- Social Work Abstracts is a resource for literature searches in social work and social welfare. The president of NASW appoints members to the journal’s advisory group, which establishes policy for the journal.5
- Reference Works
- Among NASW Press' reference works, the Encyclopedia of Social Work and The Social Work Dictionary are the most widely distributed titles. In 2010, the encyclopedia and dictionary are respectively in their 20th and 5th editions. NASW policy statements are revised and published every three years in Social Work Speaks, which is now in its 8th edition.7
- In 2010, NASW Press has 75 books in circulation, including scholarly books and practice manuals. Between 2009 and 2010, NASW Press released 14 new titles, including several revised and updated academic textbooks. Along with these titles, NASW practice standards in pamphlet form, brochures for education and training, videos, DVDs, and posters comprise the NASW Press portfolio totaling over 110 publications.8
- "About NASW". National Association of Social Workers (NASW). Retrieved 2012-06-12.
- "The History of NASW". National Association of Social Workers (NASW). Retrieved 2009-03-04.
- "NASW Chapters". National Association of Social Workers (NASW). Retrieved 2008-02-21.
- "Code of Ethics". National Association of Social Workers (NASW). Retrieved 2009-03-04.
- Beebe, L. (1993). Preface.
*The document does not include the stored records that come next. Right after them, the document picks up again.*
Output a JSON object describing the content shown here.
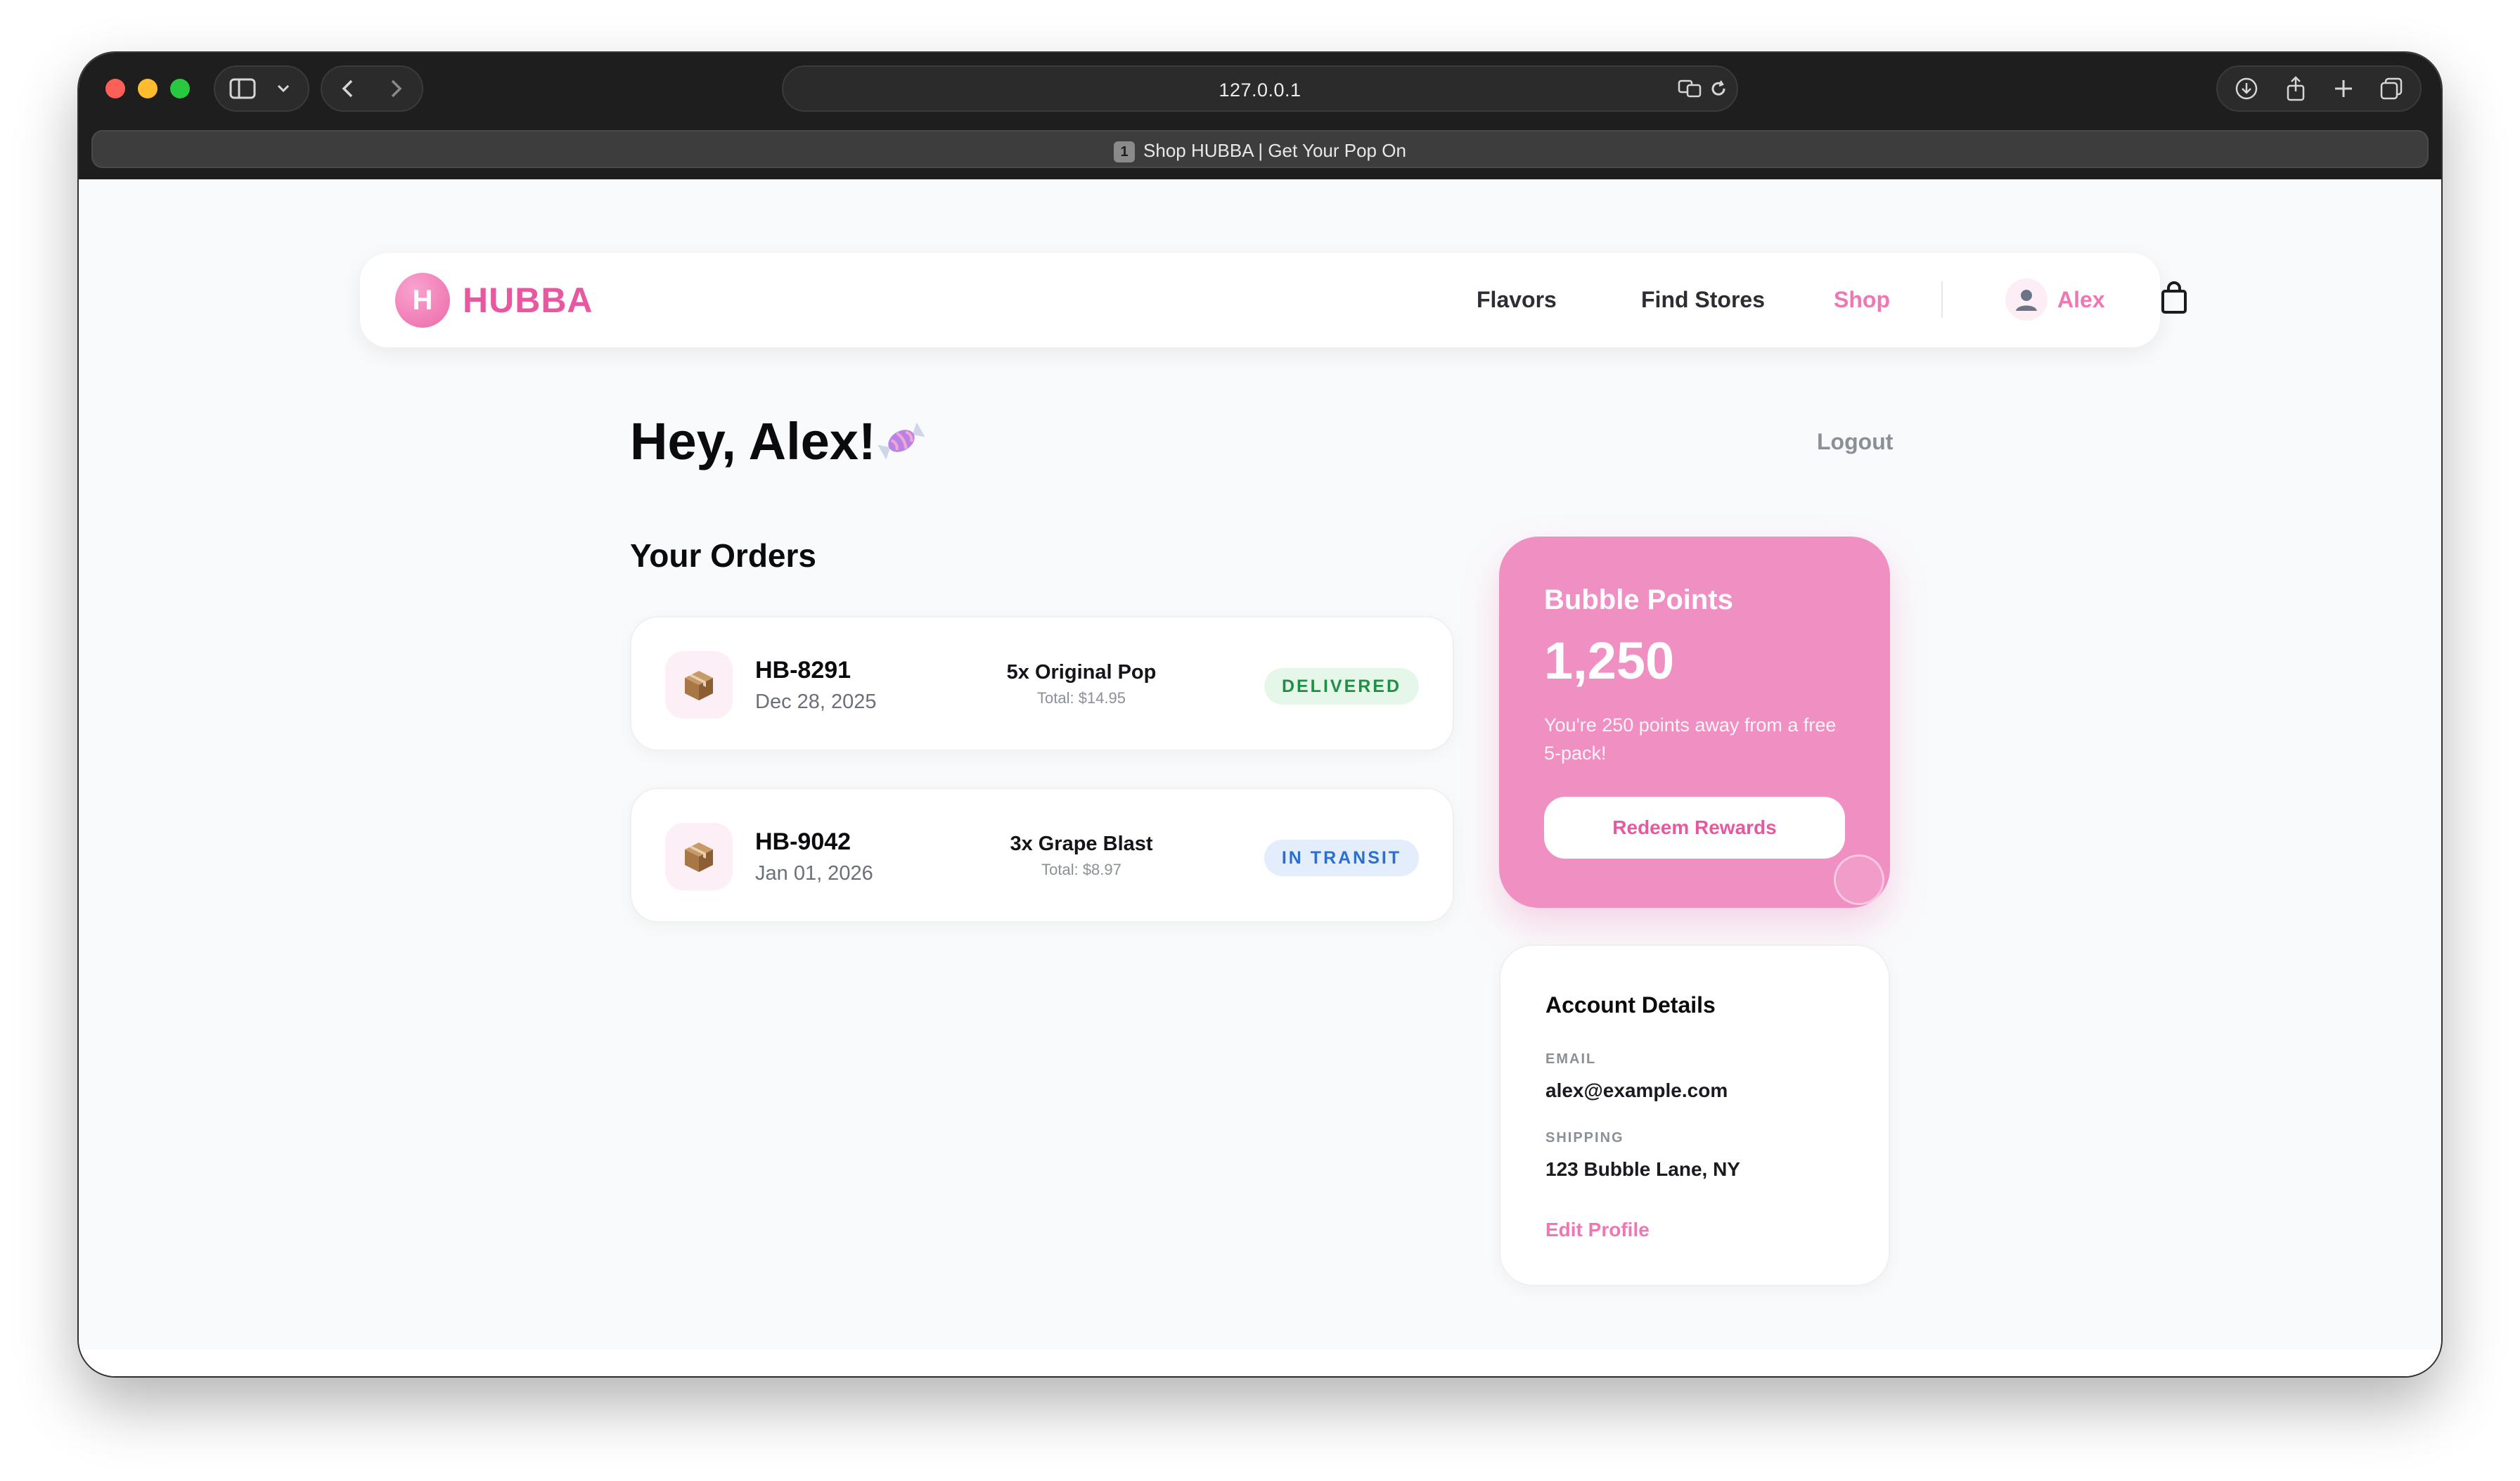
{
  "browser": {
    "url": "127.0.0.1",
    "tab_index": "1",
    "tab_title": "Shop HUBBA | Get Your Pop On"
  },
  "nav": {
    "logo_letter": "H",
    "logo_text": "HUBBA",
    "links": [
      "Flavors",
      "Find Stores",
      "Shop"
    ],
    "user_name": "Alex"
  },
  "page": {
    "greeting": "Hey, Alex!",
    "logout": "Logout",
    "orders_title": "Your Orders"
  },
  "orders": [
    {
      "id": "HB-8291",
      "date": "Dec 28, 2025",
      "items": "5x Original Pop",
      "total": "Total: $14.95",
      "status": "DELIVERED"
    },
    {
      "id": "HB-9042",
      "date": "Jan 01, 2026",
      "items": "3x Grape Blast",
      "total": "Total: $8.97",
      "status": "IN TRANSIT"
    }
  ],
  "points": {
    "title": "Bubble Points",
    "value": "1,250",
    "note": "You're 250 points away from a free 5-pack!",
    "redeem": "Redeem Rewards"
  },
  "account": {
    "title": "Account Details",
    "email_label": "EMAIL",
    "email": "alex@example.com",
    "shipping_label": "SHIPPING",
    "shipping": "123 Bubble Lane, NY",
    "edit": "Edit Profile"
  },
  "colors": {
    "brand_pink": "#e8579f",
    "accent_pink": "#ee77b4",
    "points_card": "#ef8fc2",
    "delivered_green": "#1f8f45",
    "transit_blue": "#2b6fd1"
  }
}
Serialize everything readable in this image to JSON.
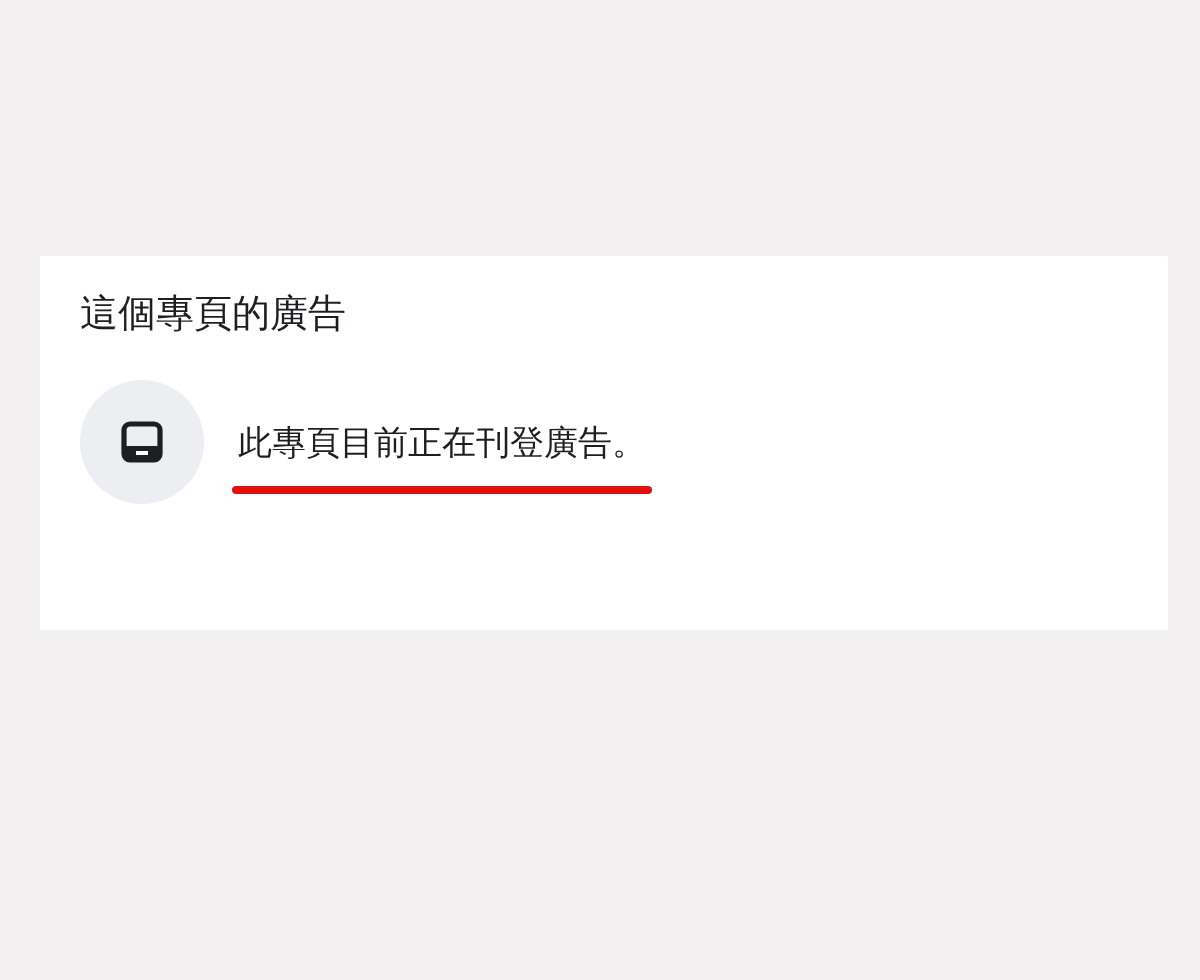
{
  "card": {
    "title": "這個專頁的廣告",
    "status": {
      "text": "此專頁目前正在刊登廣告。",
      "underlined": true
    }
  }
}
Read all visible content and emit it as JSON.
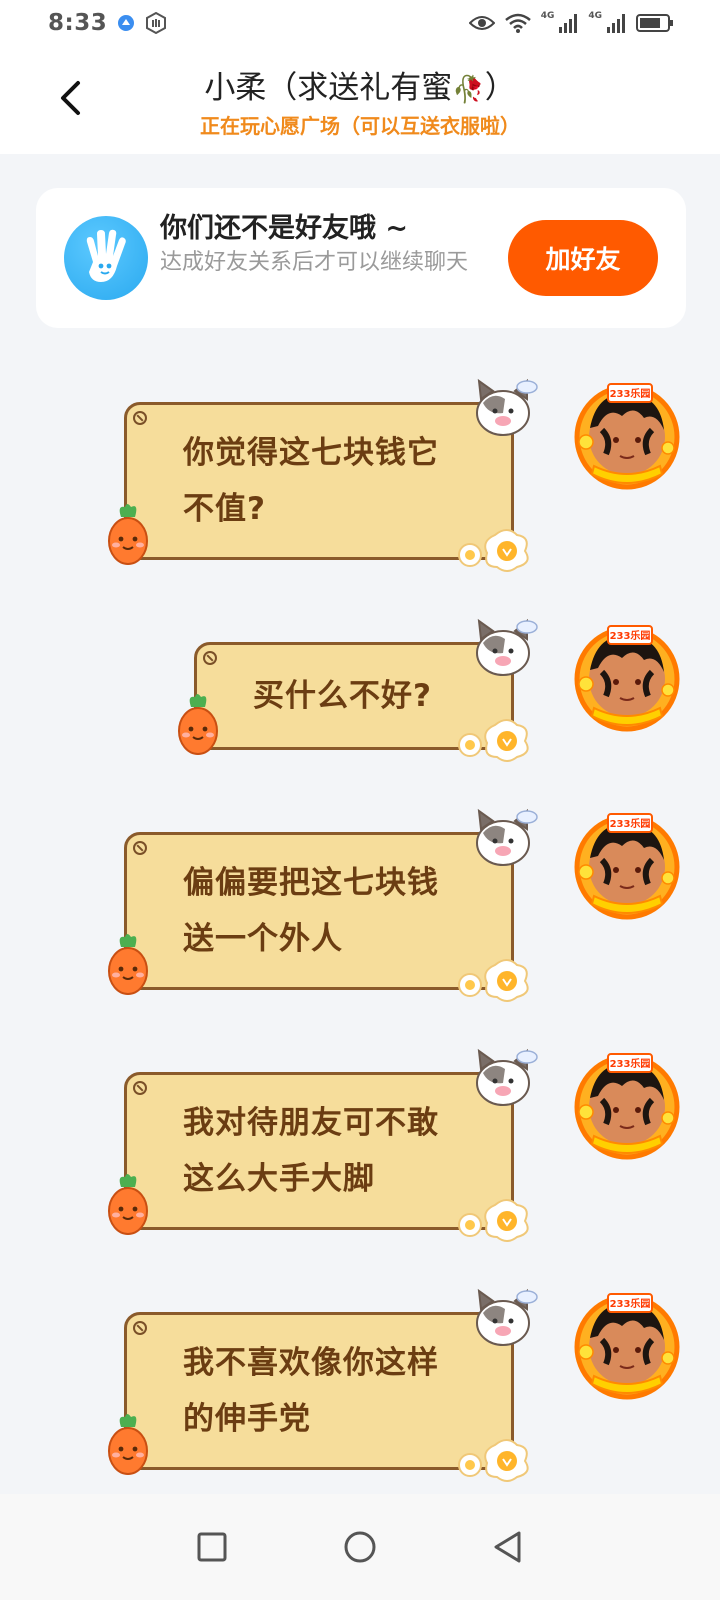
{
  "status_bar": {
    "time": "8:33",
    "network_label_1": "4G",
    "network_label_2": "4G"
  },
  "header": {
    "title": "小柔（求送礼有蜜",
    "title_emoji": "🥀",
    "title_suffix": "）",
    "subtitle": "正在玩心愿广场（可以互送衣服啦）"
  },
  "friend_banner": {
    "title": "你们还不是好友哦 ~",
    "description": "达成好友关系后才可以继续聊天",
    "button_label": "加好友"
  },
  "messages": [
    {
      "lines": [
        "你觉得这七块钱它",
        "不值?"
      ]
    },
    {
      "lines": [
        "买什么不好?"
      ]
    },
    {
      "lines": [
        "偏偏要把这七块钱",
        "送一个外人"
      ]
    },
    {
      "lines": [
        "我对待朋友可不敢",
        "这么大手大脚"
      ]
    },
    {
      "lines": [
        "我不喜欢像你这样",
        "的伸手党"
      ]
    }
  ],
  "avatar_badge": "233乐园",
  "colors": {
    "accent_orange": "#ff5a00",
    "subtitle_orange": "#f08a1c",
    "bubble_fill": "#f6dd9b",
    "bubble_border": "#8a5a2b",
    "bubble_text": "#6b3d12"
  },
  "icons": {
    "back": "chevron-left-icon",
    "nav_recent": "square-icon",
    "nav_home": "circle-icon",
    "nav_back": "triangle-back-icon"
  }
}
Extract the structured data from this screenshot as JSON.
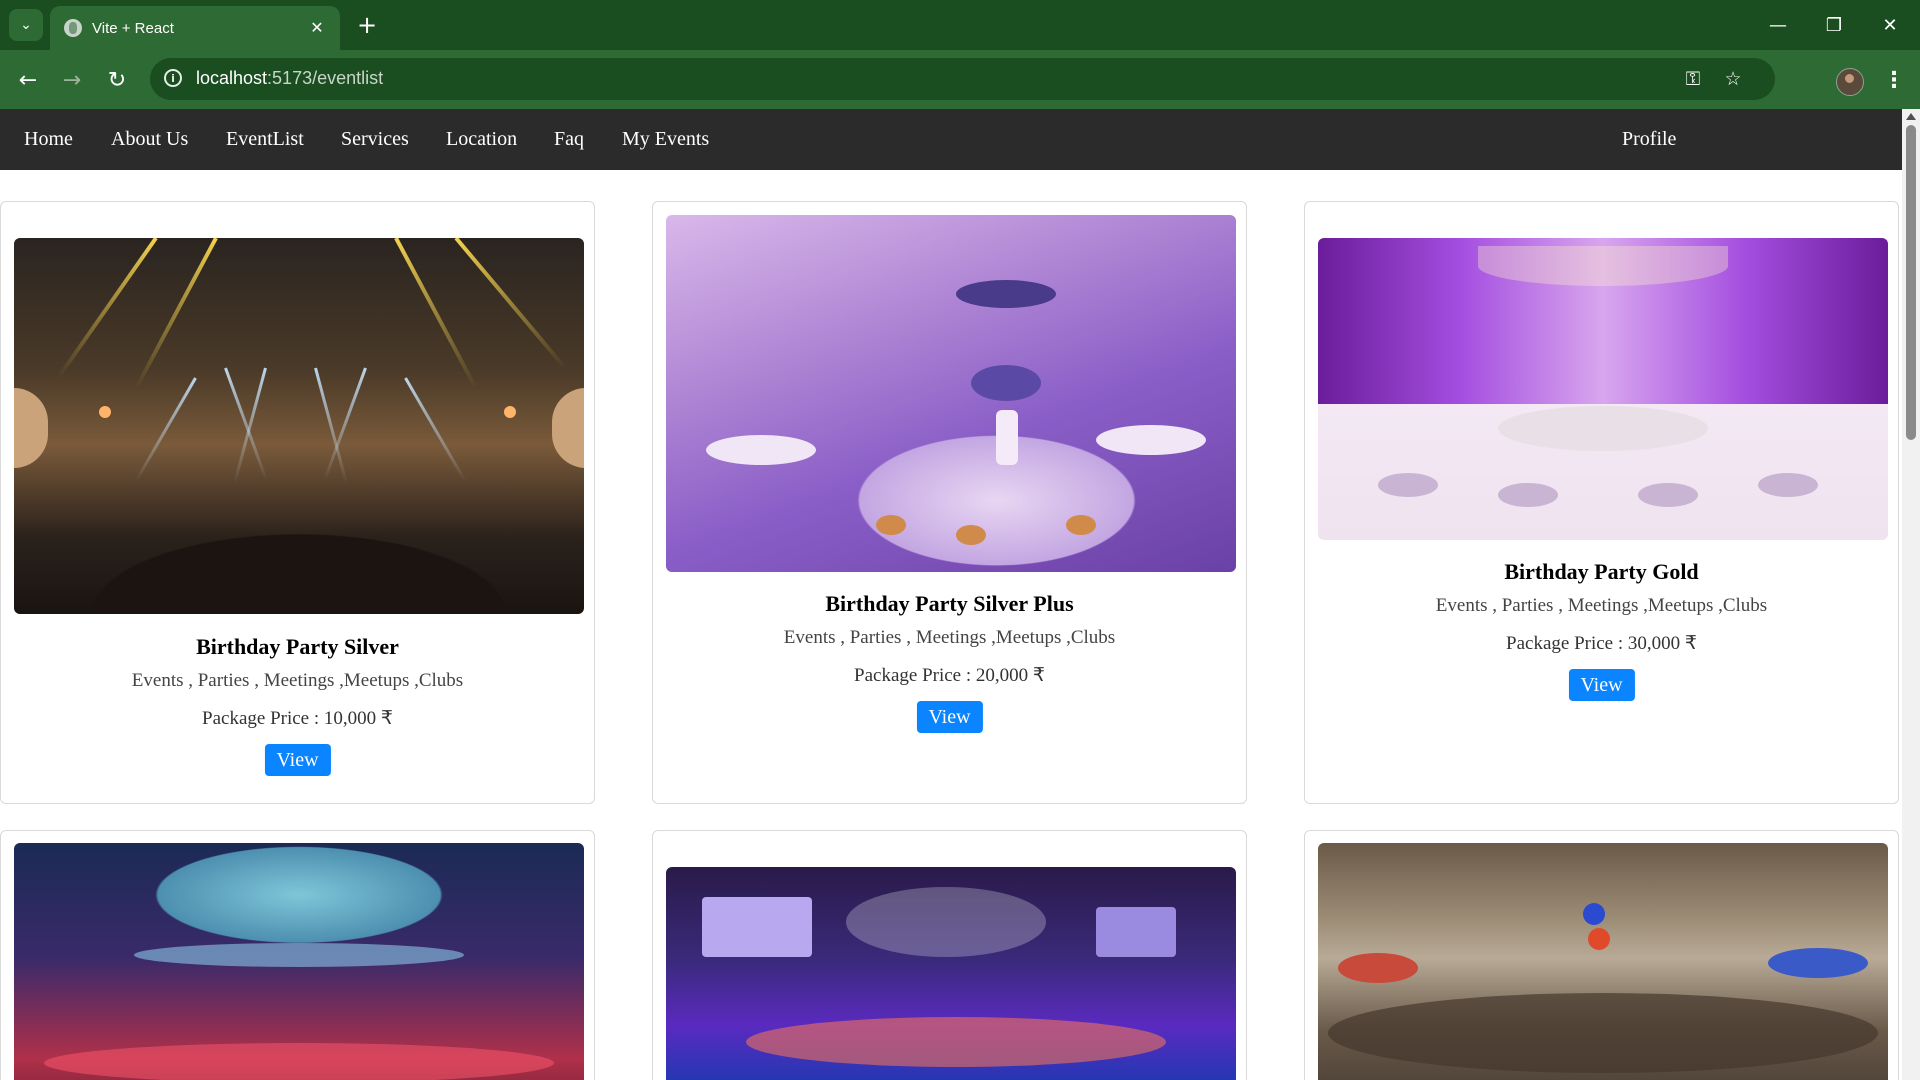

In L. Beebe (Ed.), Professional Writing for the Human Services (pp. vi–x). Washington, DC: NASW Press
- National Association of Social Workers. (2009). NASW Annual Report 2009–2010. Available at http://www.naswdc.org/nasw/annual_report/default.asp
- NASW Press. (2010). “Reference Works”.
- NASW Press. (2010). New Titles.